Any film not made for mass audiences is always at risk of sliding into a montage of first world problems, such is the class barrier that remains in the film industry. Frankie is a great example of this pitfall, telling the story of a legendary European film star (Isabelle Huppert, who else?) as she assembles her family of lawyers, bankers, and luxury restaurant owners to help her face her impending mortality.
It’s hard to settle into the film even without these white-collar protagonists, with writer-director Ira Sachs and co-writer Mauricio Zacharias’ awkward, stagey dialogue struggling to introduce the large cast with any kind of grace or subtlety.

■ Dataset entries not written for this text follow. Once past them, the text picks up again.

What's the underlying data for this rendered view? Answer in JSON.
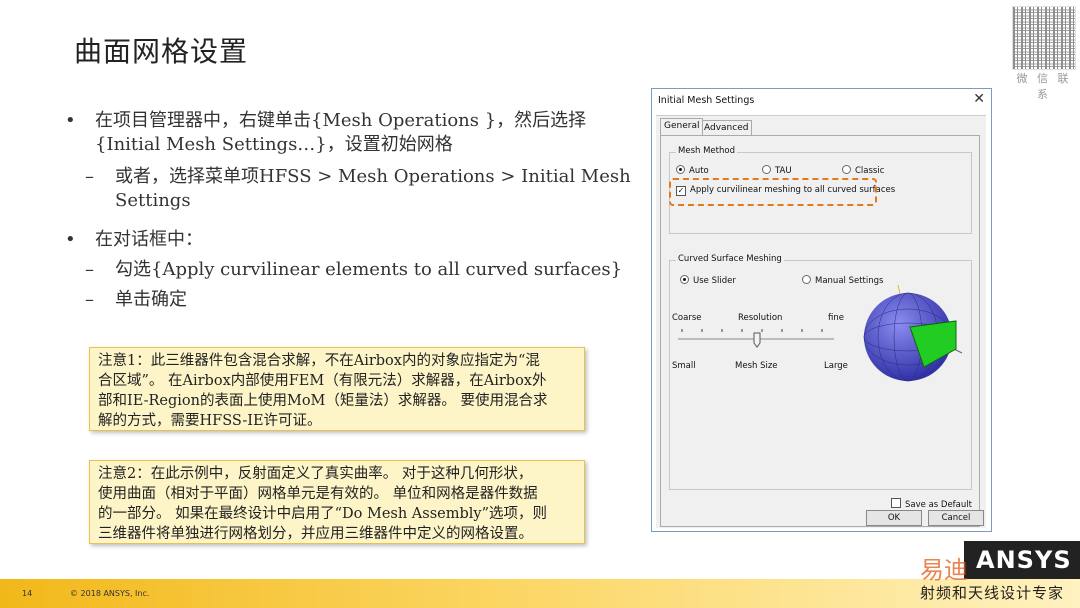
{
  "slide": {
    "title": "曲面网格设置",
    "qr_caption": "微 信 联 系",
    "page_number": "14",
    "copyright": "© 2018 ANSYS, Inc.",
    "logo_text": "ANSYS",
    "watermark_top": "易迪",
    "watermark_bottom": "射频和天线设计专家"
  },
  "bullets": [
    {
      "marker": "•",
      "line1": "在项目管理器中，右键单击{Mesh Operations }，然后选择",
      "line2": "{Initial Mesh Settings…}，设置初始网格"
    },
    {
      "marker": "–",
      "line1": "或者，选择菜单项HFSS > Mesh Operations > Initial Mesh",
      "line2": "Settings"
    },
    {
      "marker": "•",
      "line1": "在对话框中："
    },
    {
      "marker": "–",
      "line1": "勾选{Apply curvilinear elements to all curved surfaces}"
    },
    {
      "marker": "–",
      "line1": "单击确定"
    }
  ],
  "notes": [
    {
      "lines": [
        "注意1：此三维器件包含混合求解，不在Airbox内的对象应指定为“混",
        "合区域”。 在Airbox内部使用FEM（有限元法）求解器，在Airbox外",
        "部和IE-Region的表面上使用MoM（矩量法）求解器。 要使用混合求",
        "解的方式，需要HFSS-IE许可证。"
      ]
    },
    {
      "lines": [
        "注意2：在此示例中，反射面定义了真实曲率。 对于这种几何形状，",
        "使用曲面（相对于平面）网格单元是有效的。 单位和网格是器件数据",
        "的一部分。 如果在最终设计中启用了“Do Mesh Assembly”选项，则",
        "三维器件将单独进行网格划分，并应用三维器件中定义的网格设置。"
      ]
    }
  ],
  "dialog": {
    "title": "Initial Mesh Settings",
    "close": "✕",
    "tabs": [
      "General",
      "Advanced"
    ],
    "mesh_method": {
      "label": "Mesh Method",
      "options": [
        "Auto",
        "TAU",
        "Classic"
      ],
      "selected": "Auto"
    },
    "curvilinear": {
      "label": "Apply curvilinear meshing to all curved surfaces",
      "checked": true,
      "mark": "✓"
    },
    "curved_surface": {
      "label": "Curved Surface Meshing",
      "options": [
        "Use Slider",
        "Manual Settings"
      ],
      "selected": "Use Slider",
      "coarse": "Coarse",
      "resolution": "Resolution",
      "fine": "fine",
      "small": "Small",
      "mesh_size": "Mesh Size",
      "large": "Large",
      "slider_level": 0.5
    },
    "save_default": "Save as Default",
    "ok": "OK",
    "cancel": "Cancel"
  },
  "colors": {
    "highlight": "#e07a1a",
    "footer": "#f2b81a",
    "sphere": "#5a5ad8",
    "patch": "#22cc22"
  }
}
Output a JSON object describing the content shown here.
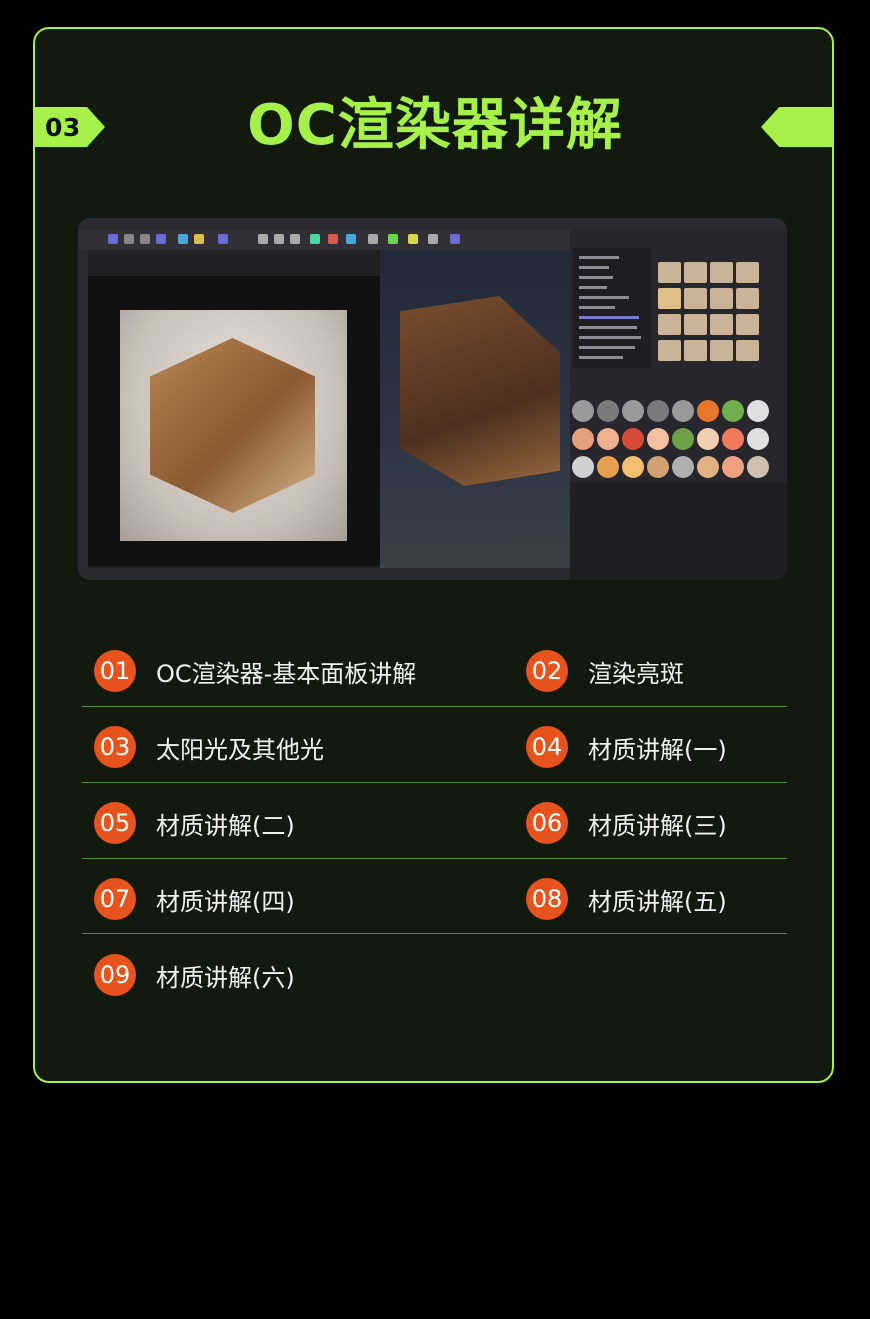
{
  "section": {
    "number": "03",
    "title": "OC渲染器详解"
  },
  "lessons": [
    {
      "num": "01",
      "label": "OC渲染器-基本面板讲解"
    },
    {
      "num": "02",
      "label": "渲染亮斑"
    },
    {
      "num": "03",
      "label": "太阳光及其他光"
    },
    {
      "num": "04",
      "label": "材质讲解(一)"
    },
    {
      "num": "05",
      "label": "材质讲解(二)"
    },
    {
      "num": "06",
      "label": "材质讲解(三)"
    },
    {
      "num": "07",
      "label": "材质讲解(四)"
    },
    {
      "num": "08",
      "label": "材质讲解(五)"
    },
    {
      "num": "09",
      "label": "材质讲解(六)"
    }
  ],
  "colors": {
    "accent": "#a6f04a",
    "badge": "#e7531c",
    "card_bg": "#121a10"
  }
}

Sachs’ static directorial style doesn’t help either, blocking the action in flat, wide two-shots and editing clunkily between setups with little imagination.
The cast is a real mixed bag, with a few wooden performances it would be rude to name. It may be sacrilege to suggest this, but even Huppert comes off badly – a fault that can largely be ascribed to her attempting the understandably difficult task of mostly performing in a second language.
Brendon Gleeson, Marisa Tomei, and Greg Kinnear are much better, bringing some real personality and naturalness to their roles. The latter pair share a standout scene which charts years of character development and emotional change in the space of mere minutes.
Despite this awful start, Frankie slowly wins you over with its languid, melancholy mood and fairytale tone. In the idyllic forests and beaches of Sintra, Portugal, time and place don’t seem to matter so much, creating a momentary crossroads in the life of every character.
Rui Poças’ photography is stunning (particularly the final shot) and does a lot to help sell Sachs’ uneven tone. This lightweight, tender family drama does just about enough to win you over by its heartfelt conclusion.
CAST: Isabelle Huppert, Marisa Tomei, Brendan Gleeson, Greg Kinnear, Sennia Nanua, Vinette Robinson
DIRECTOR: Ira Sachs
WRITERS: Ira Sachs, Mauricio Zacharias
SYNOPSIS: Three generations grappling with a life-changing experience during one day of a vacation in Sintra, Portugal, a historic town known for its dense gardens and fairy-tale villas and palaces.